[Dataset rows for apps and sites]
===

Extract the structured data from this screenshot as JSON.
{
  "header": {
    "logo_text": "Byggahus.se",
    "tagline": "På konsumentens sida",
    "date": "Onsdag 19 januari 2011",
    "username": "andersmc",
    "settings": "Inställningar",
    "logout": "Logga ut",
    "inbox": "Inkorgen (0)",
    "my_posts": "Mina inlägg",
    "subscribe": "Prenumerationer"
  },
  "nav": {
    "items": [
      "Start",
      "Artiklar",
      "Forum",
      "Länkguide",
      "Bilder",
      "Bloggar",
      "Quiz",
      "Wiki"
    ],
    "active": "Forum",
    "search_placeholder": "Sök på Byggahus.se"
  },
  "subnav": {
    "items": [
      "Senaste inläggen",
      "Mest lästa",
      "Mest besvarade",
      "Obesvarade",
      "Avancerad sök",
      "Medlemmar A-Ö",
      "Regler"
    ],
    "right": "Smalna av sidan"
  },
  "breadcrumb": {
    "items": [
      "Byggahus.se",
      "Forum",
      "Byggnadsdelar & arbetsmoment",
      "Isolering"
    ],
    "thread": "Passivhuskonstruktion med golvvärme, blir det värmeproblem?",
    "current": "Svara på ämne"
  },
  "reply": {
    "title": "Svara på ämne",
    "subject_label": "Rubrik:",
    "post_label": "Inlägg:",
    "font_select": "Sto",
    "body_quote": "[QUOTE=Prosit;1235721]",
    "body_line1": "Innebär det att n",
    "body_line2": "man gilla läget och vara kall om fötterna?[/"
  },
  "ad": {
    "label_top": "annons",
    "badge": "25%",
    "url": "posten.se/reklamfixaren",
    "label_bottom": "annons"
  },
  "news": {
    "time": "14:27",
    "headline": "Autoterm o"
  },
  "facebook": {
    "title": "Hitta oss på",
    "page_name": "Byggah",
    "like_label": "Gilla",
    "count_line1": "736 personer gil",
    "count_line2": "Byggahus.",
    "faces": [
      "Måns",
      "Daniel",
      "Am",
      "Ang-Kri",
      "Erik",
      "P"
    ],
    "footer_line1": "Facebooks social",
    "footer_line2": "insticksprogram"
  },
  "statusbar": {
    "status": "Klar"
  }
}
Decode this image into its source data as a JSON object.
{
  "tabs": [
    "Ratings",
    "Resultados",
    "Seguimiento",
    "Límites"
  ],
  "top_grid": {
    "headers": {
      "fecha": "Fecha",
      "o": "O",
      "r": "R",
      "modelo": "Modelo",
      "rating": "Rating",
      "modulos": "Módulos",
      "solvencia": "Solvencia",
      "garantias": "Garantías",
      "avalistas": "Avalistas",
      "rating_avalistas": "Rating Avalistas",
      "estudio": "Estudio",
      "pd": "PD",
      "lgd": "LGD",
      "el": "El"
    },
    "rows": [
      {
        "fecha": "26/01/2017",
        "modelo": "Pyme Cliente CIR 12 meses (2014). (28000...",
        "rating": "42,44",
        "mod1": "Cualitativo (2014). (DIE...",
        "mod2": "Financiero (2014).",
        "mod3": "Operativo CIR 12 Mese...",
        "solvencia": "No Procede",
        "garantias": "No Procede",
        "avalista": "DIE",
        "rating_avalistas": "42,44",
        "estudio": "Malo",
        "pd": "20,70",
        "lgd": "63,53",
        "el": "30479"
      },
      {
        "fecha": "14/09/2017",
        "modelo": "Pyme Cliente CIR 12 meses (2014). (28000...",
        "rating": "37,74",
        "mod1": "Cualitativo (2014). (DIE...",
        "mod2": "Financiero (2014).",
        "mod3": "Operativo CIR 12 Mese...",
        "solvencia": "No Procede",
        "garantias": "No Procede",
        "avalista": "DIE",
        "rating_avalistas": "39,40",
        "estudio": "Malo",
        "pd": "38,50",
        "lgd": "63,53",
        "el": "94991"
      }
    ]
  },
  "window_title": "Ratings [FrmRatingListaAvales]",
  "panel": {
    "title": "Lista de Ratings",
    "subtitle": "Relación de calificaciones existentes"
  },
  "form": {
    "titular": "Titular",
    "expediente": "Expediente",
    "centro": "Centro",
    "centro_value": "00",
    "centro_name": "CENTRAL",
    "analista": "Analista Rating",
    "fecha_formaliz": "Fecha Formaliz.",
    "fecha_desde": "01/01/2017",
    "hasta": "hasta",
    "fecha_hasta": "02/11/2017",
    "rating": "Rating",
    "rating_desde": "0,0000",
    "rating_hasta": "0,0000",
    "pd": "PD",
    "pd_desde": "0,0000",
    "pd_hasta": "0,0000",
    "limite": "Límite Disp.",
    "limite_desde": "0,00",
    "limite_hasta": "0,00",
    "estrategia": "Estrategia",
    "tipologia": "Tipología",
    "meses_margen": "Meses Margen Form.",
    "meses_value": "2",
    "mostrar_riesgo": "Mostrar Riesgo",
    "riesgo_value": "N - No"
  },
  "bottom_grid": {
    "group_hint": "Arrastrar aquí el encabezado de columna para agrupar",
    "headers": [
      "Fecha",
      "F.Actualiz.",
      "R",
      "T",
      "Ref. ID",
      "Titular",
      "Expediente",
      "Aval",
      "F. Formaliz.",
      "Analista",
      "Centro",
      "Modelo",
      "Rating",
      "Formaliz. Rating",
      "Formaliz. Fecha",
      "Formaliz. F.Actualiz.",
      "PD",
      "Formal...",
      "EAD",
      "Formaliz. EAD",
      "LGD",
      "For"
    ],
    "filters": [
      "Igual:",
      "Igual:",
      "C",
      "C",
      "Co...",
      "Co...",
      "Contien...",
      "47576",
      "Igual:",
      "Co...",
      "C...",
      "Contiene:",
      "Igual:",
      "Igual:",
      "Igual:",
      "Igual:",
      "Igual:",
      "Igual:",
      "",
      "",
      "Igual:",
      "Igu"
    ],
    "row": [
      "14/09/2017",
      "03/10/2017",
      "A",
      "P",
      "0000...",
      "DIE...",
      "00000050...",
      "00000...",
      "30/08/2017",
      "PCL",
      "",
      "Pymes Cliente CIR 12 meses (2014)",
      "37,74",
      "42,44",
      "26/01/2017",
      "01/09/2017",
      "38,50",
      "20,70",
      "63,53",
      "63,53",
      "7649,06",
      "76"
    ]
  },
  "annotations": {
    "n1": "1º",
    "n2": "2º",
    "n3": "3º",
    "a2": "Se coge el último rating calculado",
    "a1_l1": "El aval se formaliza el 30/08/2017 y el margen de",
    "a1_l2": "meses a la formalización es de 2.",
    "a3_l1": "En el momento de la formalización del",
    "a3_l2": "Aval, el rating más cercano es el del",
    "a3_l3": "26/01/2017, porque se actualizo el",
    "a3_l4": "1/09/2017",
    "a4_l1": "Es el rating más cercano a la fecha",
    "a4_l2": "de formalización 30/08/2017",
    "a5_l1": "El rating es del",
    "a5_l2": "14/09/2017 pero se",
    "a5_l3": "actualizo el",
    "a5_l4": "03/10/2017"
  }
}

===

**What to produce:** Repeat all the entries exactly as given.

**Solution for this exercise:**
Extract the structured data from this screenshot as JSON.
{
  "header": {
    "logo_text": "Byggahus.se",
    "tagline": "På konsumentens sida",
    "date": "Onsdag 19 januari 2011",
    "username": "andersmc",
    "settings": "Inställningar",
    "logout": "Logga ut",
    "inbox": "Inkorgen (0)",
    "my_posts": "Mina inlägg",
    "subscribe": "Prenumerationer"
  },
  "nav": {
    "items": [
      "Start",
      "Artiklar",
      "Forum",
      "Länkguide",
      "Bilder",
      "Bloggar",
      "Quiz",
      "Wiki"
    ],
    "active": "Forum",
    "search_placeholder": "Sök på Byggahus.se"
  },
  "subnav": {
    "items": [
      "Senaste inläggen",
      "Mest lästa",
      "Mest besvarade",
      "Obesvarade",
      "Avancerad sök",
      "Medlemmar A-Ö",
      "Regler"
    ],
    "right": "Smalna av sidan"
  },
  "breadcrumb": {
    "items": [
      "Byggahus.se",
      "Forum",
      "Byggnadsdelar & arbetsmoment",
      "Isolering"
    ],
    "thread": "Passivhuskonstruktion med golvvärme, blir det värmeproblem?",
    "current": "Svara på ämne"
  },
  "reply": {
    "title": "Svara på ämne",
    "subject_label": "Rubrik:",
    "post_label": "Inlägg:",
    "font_select": "Sto",
    "body_quote": "[QUOTE=Prosit;1235721]",
    "body_line1": "Innebär det att n",
    "body_line2": "man gilla läget och vara kall om fötterna?[/"
  },
  "ad": {
    "label_top": "annons",
    "badge": "25%",
    "url": "posten.se/reklamfixaren",
    "label_bottom": "annons"
  },
  "news": {
    "time": "14:27",
    "headline": "Autoterm o"
  },
  "facebook": {
    "title": "Hitta oss på",
    "page_name": "Byggah",
    "like_label": "Gilla",
    "count_line1": "736 personer gil",
    "count_line2": "Byggahus.",
    "faces": [
      "Måns",
      "Daniel",
      "Am",
      "Ang-Kri",
      "Erik",
      "P"
    ],
    "footer_line1": "Facebooks social",
    "footer_line2": "insticksprogram"
  },
  "statusbar": {
    "status": "Klar"
  }
}
Decode this image into its source data as a JSON object.
{
  "tabs": [
    "Ratings",
    "Resultados",
    "Seguimiento",
    "Límites"
  ],
  "top_grid": {
    "headers": {
      "fecha": "Fecha",
      "o": "O",
      "r": "R",
      "modelo": "Modelo",
      "rating": "Rating",
      "modulos": "Módulos",
      "solvencia": "Solvencia",
      "garantias": "Garantías",
      "avalistas": "Avalistas",
      "rating_avalistas": "Rating Avalistas",
      "estudio": "Estudio",
      "pd": "PD",
      "lgd": "LGD",
      "el": "El"
    },
    "rows": [
      {
        "fecha": "26/01/2017",
        "modelo": "Pyme Cliente CIR 12 meses (2014). (28000...",
        "rating": "42,44",
        "mod1": "Cualitativo (2014). (DIE...",
        "mod2": "Financiero (2014).",
        "mod3": "Operativo CIR 12 Mese...",
        "solvencia": "No Procede",
        "garantias": "No Procede",
        "avalista": "DIE",
        "rating_avalistas": "42,44",
        "estudio": "Malo",
        "pd": "20,70",
        "lgd": "63,53",
        "el": "30479"
      },
      {
        "fecha": "14/09/2017",
        "modelo": "Pyme Cliente CIR 12 meses (2014). (28000...",
        "rating": "37,74",
        "mod1": "Cualitativo (2014). (DIE...",
        "mod2": "Financiero (2014).",
        "mod3": "Operativo CIR 12 Mese...",
        "solvencia": "No Procede",
        "garantias": "No Procede",
        "avalista": "DIE",
        "rating_avalistas": "39,40",
        "estudio": "Malo",
        "pd": "38,50",
        "lgd": "63,53",
        "el": "94991"
      }
    ]
  },
  "window_title": "Ratings [FrmRatingListaAvales]",
  "panel": {
    "title": "Lista de Ratings",
    "subtitle": "Relación de calificaciones existentes"
  },
  "form": {
    "titular": "Titular",
    "expediente": "Expediente",
    "centro": "Centro",
    "centro_value": "00",
    "centro_name": "CENTRAL",
    "analista": "Analista Rating",
    "fecha_formaliz": "Fecha Formaliz.",
    "fecha_desde": "01/01/2017",
    "hasta": "hasta",
    "fecha_hasta": "02/11/2017",
    "rating": "Rating",
    "rating_desde": "0,0000",
    "rating_hasta": "0,0000",
    "pd": "PD",
    "pd_desde": "0,0000",
    "pd_hasta": "0,0000",
    "limite": "Límite Disp.",
    "limite_desde": "0,00",
    "limite_hasta": "0,00",
    "estrategia": "Estrategia",
    "tipologia": "Tipología",
    "meses_margen": "Meses Margen Form.",
    "meses_value": "2",
    "mostrar_riesgo": "Mostrar Riesgo",
    "riesgo_value": "N - No"
  },
  "bottom_grid": {
    "group_hint": "Arrastrar aquí el encabezado de columna para agrupar",
    "headers": [
      "Fecha",
      "F.Actualiz.",
      "R",
      "T",
      "Ref. ID",
      "Titular",
      "Expediente",
      "Aval",
      "F. Formaliz.",
      "Analista",
      "Centro",
      "Modelo",
      "Rating",
      "Formaliz. Rating",
      "Formaliz. Fecha",
      "Formaliz. F.Actualiz.",
      "PD",
      "Formal...",
      "EAD",
      "Formaliz. EAD",
      "LGD",
      "For"
    ],
    "filters": [
      "Igual:",
      "Igual:",
      "C",
      "C",
      "Co...",
      "Co...",
      "Contien...",
      "47576",
      "Igual:",
      "Co...",
      "C...",
      "Contiene:",
      "Igual:",
      "Igual:",
      "Igual:",
      "Igual:",
      "Igual:",
      "Igual:",
      "",
      "",
      "Igual:",
      "Igu"
    ],
    "row": [
      "14/09/2017",
      "03/10/2017",
      "A",
      "P",
      "0000...",
      "DIE...",
      "00000050...",
      "00000...",
      "30/08/2017",
      "PCL",
      "",
      "Pymes Cliente CIR 12 meses (2014)",
      "37,74",
      "42,44",
      "26/01/2017",
      "01/09/2017",
      "38,50",
      "20,70",
      "63,53",
      "63,53",
      "7649,06",
      "76"
    ]
  },
  "annotations": {
    "n1": "1º",
    "n2": "2º",
    "n3": "3º",
    "a2": "Se coge el último rating calculado",
    "a1_l1": "El aval se formaliza el 30/08/2017 y el margen de",
    "a1_l2": "meses a la formalización es de 2.",
    "a3_l1": "En el momento de la formalización del",
    "a3_l2": "Aval, el rating más cercano es el del",
    "a3_l3": "26/01/2017, porque se actualizo el",
    "a3_l4": "1/09/2017",
    "a4_l1": "Es el rating más cercano a la fecha",
    "a4_l2": "de formalización 30/08/2017",
    "a5_l1": "El rating es del",
    "a5_l2": "14/09/2017 pero se",
    "a5_l3": "actualizo el",
    "a5_l4": "03/10/2017"
  }
}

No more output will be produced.